> [Activity] The answer must be every line below that holds the word "sender".
......
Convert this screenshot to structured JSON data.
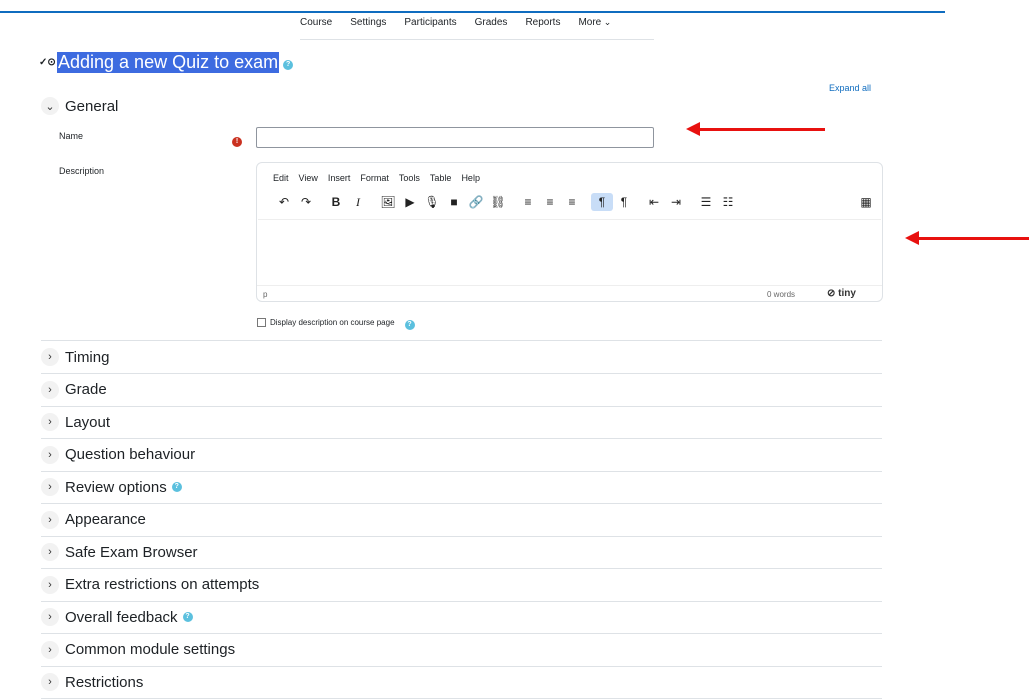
{
  "nav": {
    "tabs": [
      "Course",
      "Settings",
      "Participants",
      "Grades",
      "Reports",
      "More"
    ]
  },
  "page": {
    "title": "Adding a new Quiz to exam",
    "expand_all": "Expand all"
  },
  "general": {
    "heading": "General",
    "name_label": "Name",
    "name_value": "",
    "description_label": "Description",
    "display_description_label": "Display description on course page"
  },
  "editor": {
    "menu": [
      "Edit",
      "View",
      "Insert",
      "Format",
      "Tools",
      "Table",
      "Help"
    ],
    "path": "p",
    "word_count": "0 words",
    "brand": "tiny"
  },
  "sections": [
    {
      "label": "Timing",
      "help": false
    },
    {
      "label": "Grade",
      "help": false
    },
    {
      "label": "Layout",
      "help": false
    },
    {
      "label": "Question behaviour",
      "help": false
    },
    {
      "label": "Review options",
      "help": true
    },
    {
      "label": "Appearance",
      "help": false
    },
    {
      "label": "Safe Exam Browser",
      "help": false
    },
    {
      "label": "Extra restrictions on attempts",
      "help": false
    },
    {
      "label": "Overall feedback",
      "help": true
    },
    {
      "label": "Common module settings",
      "help": false
    },
    {
      "label": "Restrictions",
      "help": false
    }
  ],
  "colors": {
    "title_highlight": "#3d6be0",
    "annotation_arrow": "#e8110f",
    "required_icon": "#ca3120",
    "help_icon": "#5bc0de"
  }
}
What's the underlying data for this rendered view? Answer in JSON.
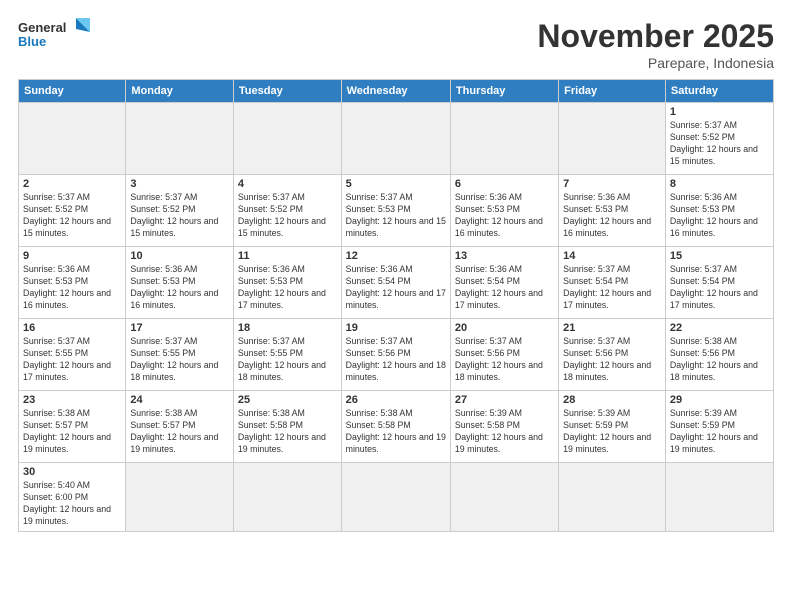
{
  "header": {
    "logo_general": "General",
    "logo_blue": "Blue",
    "month_title": "November 2025",
    "location": "Parepare, Indonesia"
  },
  "weekdays": [
    "Sunday",
    "Monday",
    "Tuesday",
    "Wednesday",
    "Thursday",
    "Friday",
    "Saturday"
  ],
  "days": [
    {
      "num": "",
      "sunrise": "",
      "sunset": "",
      "daylight": "",
      "empty": true
    },
    {
      "num": "",
      "sunrise": "",
      "sunset": "",
      "daylight": "",
      "empty": true
    },
    {
      "num": "",
      "sunrise": "",
      "sunset": "",
      "daylight": "",
      "empty": true
    },
    {
      "num": "",
      "sunrise": "",
      "sunset": "",
      "daylight": "",
      "empty": true
    },
    {
      "num": "",
      "sunrise": "",
      "sunset": "",
      "daylight": "",
      "empty": true
    },
    {
      "num": "",
      "sunrise": "",
      "sunset": "",
      "daylight": "",
      "empty": true
    },
    {
      "num": "1",
      "sunrise": "Sunrise: 5:37 AM",
      "sunset": "Sunset: 5:52 PM",
      "daylight": "Daylight: 12 hours and 15 minutes.",
      "empty": false
    },
    {
      "num": "2",
      "sunrise": "Sunrise: 5:37 AM",
      "sunset": "Sunset: 5:52 PM",
      "daylight": "Daylight: 12 hours and 15 minutes.",
      "empty": false
    },
    {
      "num": "3",
      "sunrise": "Sunrise: 5:37 AM",
      "sunset": "Sunset: 5:52 PM",
      "daylight": "Daylight: 12 hours and 15 minutes.",
      "empty": false
    },
    {
      "num": "4",
      "sunrise": "Sunrise: 5:37 AM",
      "sunset": "Sunset: 5:52 PM",
      "daylight": "Daylight: 12 hours and 15 minutes.",
      "empty": false
    },
    {
      "num": "5",
      "sunrise": "Sunrise: 5:37 AM",
      "sunset": "Sunset: 5:53 PM",
      "daylight": "Daylight: 12 hours and 15 minutes.",
      "empty": false
    },
    {
      "num": "6",
      "sunrise": "Sunrise: 5:36 AM",
      "sunset": "Sunset: 5:53 PM",
      "daylight": "Daylight: 12 hours and 16 minutes.",
      "empty": false
    },
    {
      "num": "7",
      "sunrise": "Sunrise: 5:36 AM",
      "sunset": "Sunset: 5:53 PM",
      "daylight": "Daylight: 12 hours and 16 minutes.",
      "empty": false
    },
    {
      "num": "8",
      "sunrise": "Sunrise: 5:36 AM",
      "sunset": "Sunset: 5:53 PM",
      "daylight": "Daylight: 12 hours and 16 minutes.",
      "empty": false
    },
    {
      "num": "9",
      "sunrise": "Sunrise: 5:36 AM",
      "sunset": "Sunset: 5:53 PM",
      "daylight": "Daylight: 12 hours and 16 minutes.",
      "empty": false
    },
    {
      "num": "10",
      "sunrise": "Sunrise: 5:36 AM",
      "sunset": "Sunset: 5:53 PM",
      "daylight": "Daylight: 12 hours and 16 minutes.",
      "empty": false
    },
    {
      "num": "11",
      "sunrise": "Sunrise: 5:36 AM",
      "sunset": "Sunset: 5:53 PM",
      "daylight": "Daylight: 12 hours and 17 minutes.",
      "empty": false
    },
    {
      "num": "12",
      "sunrise": "Sunrise: 5:36 AM",
      "sunset": "Sunset: 5:54 PM",
      "daylight": "Daylight: 12 hours and 17 minutes.",
      "empty": false
    },
    {
      "num": "13",
      "sunrise": "Sunrise: 5:36 AM",
      "sunset": "Sunset: 5:54 PM",
      "daylight": "Daylight: 12 hours and 17 minutes.",
      "empty": false
    },
    {
      "num": "14",
      "sunrise": "Sunrise: 5:37 AM",
      "sunset": "Sunset: 5:54 PM",
      "daylight": "Daylight: 12 hours and 17 minutes.",
      "empty": false
    },
    {
      "num": "15",
      "sunrise": "Sunrise: 5:37 AM",
      "sunset": "Sunset: 5:54 PM",
      "daylight": "Daylight: 12 hours and 17 minutes.",
      "empty": false
    },
    {
      "num": "16",
      "sunrise": "Sunrise: 5:37 AM",
      "sunset": "Sunset: 5:55 PM",
      "daylight": "Daylight: 12 hours and 17 minutes.",
      "empty": false
    },
    {
      "num": "17",
      "sunrise": "Sunrise: 5:37 AM",
      "sunset": "Sunset: 5:55 PM",
      "daylight": "Daylight: 12 hours and 18 minutes.",
      "empty": false
    },
    {
      "num": "18",
      "sunrise": "Sunrise: 5:37 AM",
      "sunset": "Sunset: 5:55 PM",
      "daylight": "Daylight: 12 hours and 18 minutes.",
      "empty": false
    },
    {
      "num": "19",
      "sunrise": "Sunrise: 5:37 AM",
      "sunset": "Sunset: 5:56 PM",
      "daylight": "Daylight: 12 hours and 18 minutes.",
      "empty": false
    },
    {
      "num": "20",
      "sunrise": "Sunrise: 5:37 AM",
      "sunset": "Sunset: 5:56 PM",
      "daylight": "Daylight: 12 hours and 18 minutes.",
      "empty": false
    },
    {
      "num": "21",
      "sunrise": "Sunrise: 5:37 AM",
      "sunset": "Sunset: 5:56 PM",
      "daylight": "Daylight: 12 hours and 18 minutes.",
      "empty": false
    },
    {
      "num": "22",
      "sunrise": "Sunrise: 5:38 AM",
      "sunset": "Sunset: 5:56 PM",
      "daylight": "Daylight: 12 hours and 18 minutes.",
      "empty": false
    },
    {
      "num": "23",
      "sunrise": "Sunrise: 5:38 AM",
      "sunset": "Sunset: 5:57 PM",
      "daylight": "Daylight: 12 hours and 19 minutes.",
      "empty": false
    },
    {
      "num": "24",
      "sunrise": "Sunrise: 5:38 AM",
      "sunset": "Sunset: 5:57 PM",
      "daylight": "Daylight: 12 hours and 19 minutes.",
      "empty": false
    },
    {
      "num": "25",
      "sunrise": "Sunrise: 5:38 AM",
      "sunset": "Sunset: 5:58 PM",
      "daylight": "Daylight: 12 hours and 19 minutes.",
      "empty": false
    },
    {
      "num": "26",
      "sunrise": "Sunrise: 5:38 AM",
      "sunset": "Sunset: 5:58 PM",
      "daylight": "Daylight: 12 hours and 19 minutes.",
      "empty": false
    },
    {
      "num": "27",
      "sunrise": "Sunrise: 5:39 AM",
      "sunset": "Sunset: 5:58 PM",
      "daylight": "Daylight: 12 hours and 19 minutes.",
      "empty": false
    },
    {
      "num": "28",
      "sunrise": "Sunrise: 5:39 AM",
      "sunset": "Sunset: 5:59 PM",
      "daylight": "Daylight: 12 hours and 19 minutes.",
      "empty": false
    },
    {
      "num": "29",
      "sunrise": "Sunrise: 5:39 AM",
      "sunset": "Sunset: 5:59 PM",
      "daylight": "Daylight: 12 hours and 19 minutes.",
      "empty": false
    },
    {
      "num": "30",
      "sunrise": "Sunrise: 5:40 AM",
      "sunset": "Sunset: 6:00 PM",
      "daylight": "Daylight: 12 hours and 19 minutes.",
      "empty": false
    },
    {
      "num": "",
      "sunrise": "",
      "sunset": "",
      "daylight": "",
      "empty": true
    },
    {
      "num": "",
      "sunrise": "",
      "sunset": "",
      "daylight": "",
      "empty": true
    },
    {
      "num": "",
      "sunrise": "",
      "sunset": "",
      "daylight": "",
      "empty": true
    },
    {
      "num": "",
      "sunrise": "",
      "sunset": "",
      "daylight": "",
      "empty": true
    },
    {
      "num": "",
      "sunrise": "",
      "sunset": "",
      "daylight": "",
      "empty": true
    },
    {
      "num": "",
      "sunrise": "",
      "sunset": "",
      "daylight": "",
      "empty": true
    }
  ]
}
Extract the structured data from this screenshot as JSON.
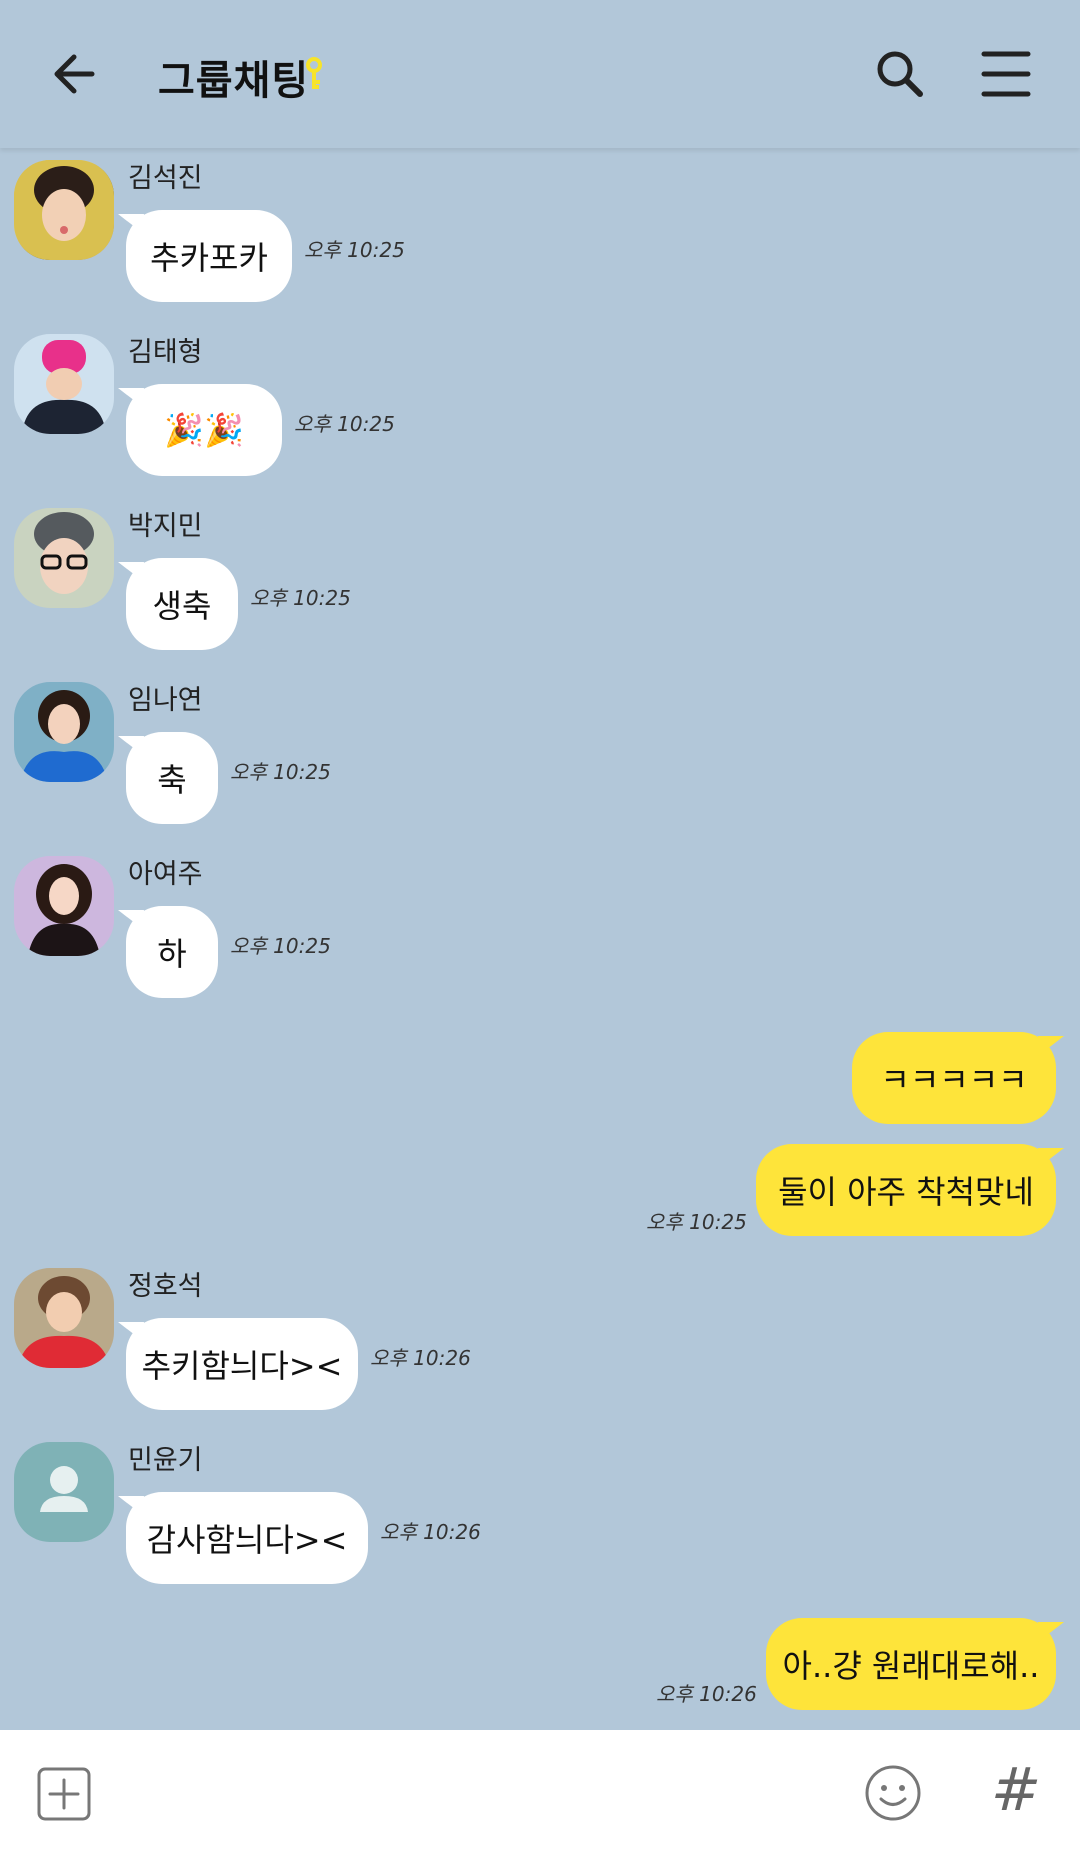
{
  "header": {
    "title": "그룹채팅",
    "back_icon": "arrow-left-icon",
    "title_icon": "key-icon",
    "search_icon": "search-icon",
    "menu_icon": "hamburger-menu-icon",
    "title_icon_color": "#f7e42a"
  },
  "colors": {
    "background": "#b2c7d9",
    "incoming_bubble": "#ffffff",
    "outgoing_bubble": "#fee43a",
    "default_avatar": "#7fb2b6"
  },
  "messages": [
    {
      "sender": "김석진",
      "text": "추카포카",
      "time": "오후 10:25",
      "avatar": "photo"
    },
    {
      "sender": "김태형",
      "text": "🎉🎉",
      "time": "오후 10:25",
      "avatar": "photo"
    },
    {
      "sender": "박지민",
      "text": "생축",
      "time": "오후 10:25",
      "avatar": "photo"
    },
    {
      "sender": "임나연",
      "text": "축",
      "time": "오후 10:25",
      "avatar": "photo"
    },
    {
      "sender": "아여주",
      "text": "하",
      "time": "오후 10:25",
      "avatar": "photo"
    },
    {
      "sender": "me",
      "text": "ㅋㅋㅋㅋㅋ",
      "time": ""
    },
    {
      "sender": "me",
      "text": "둘이 아주 착척맞네",
      "time": "오후 10:25"
    },
    {
      "sender": "정호석",
      "text": "추키함늬다><",
      "time": "오후 10:26",
      "avatar": "photo"
    },
    {
      "sender": "민윤기",
      "text": "감사함늬다><",
      "time": "오후 10:26",
      "avatar": "default-person-icon"
    },
    {
      "sender": "me",
      "text": "아..걍 원래대로해..",
      "time": "오후 10:26"
    }
  ],
  "input": {
    "add_icon": "plus-square-icon",
    "emoji_icon": "smiley-icon",
    "hash_icon": "hash-icon",
    "hash_glyph": "#",
    "placeholder": ""
  }
}
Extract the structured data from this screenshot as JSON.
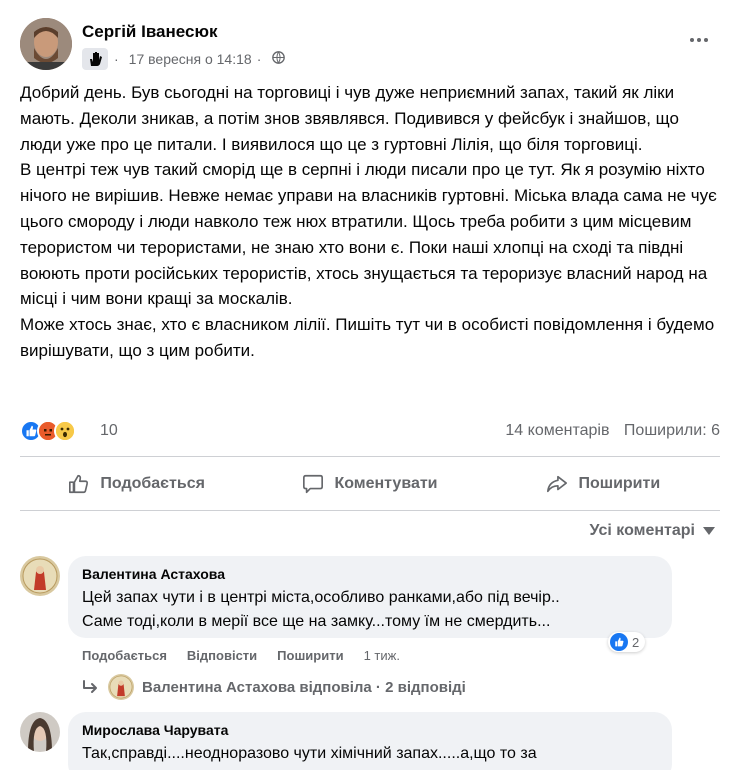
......
> [Solution for this problem]
      "sender": "김석진",
      "sender": "김태형",
      "sender": "박지민",
      "sender": "임나연",
      "sender": "아여주",
      "sender": "me",
      "sender": "me",
      "sender": "정호석",
      "sender": "민윤기",
      "sender": "me",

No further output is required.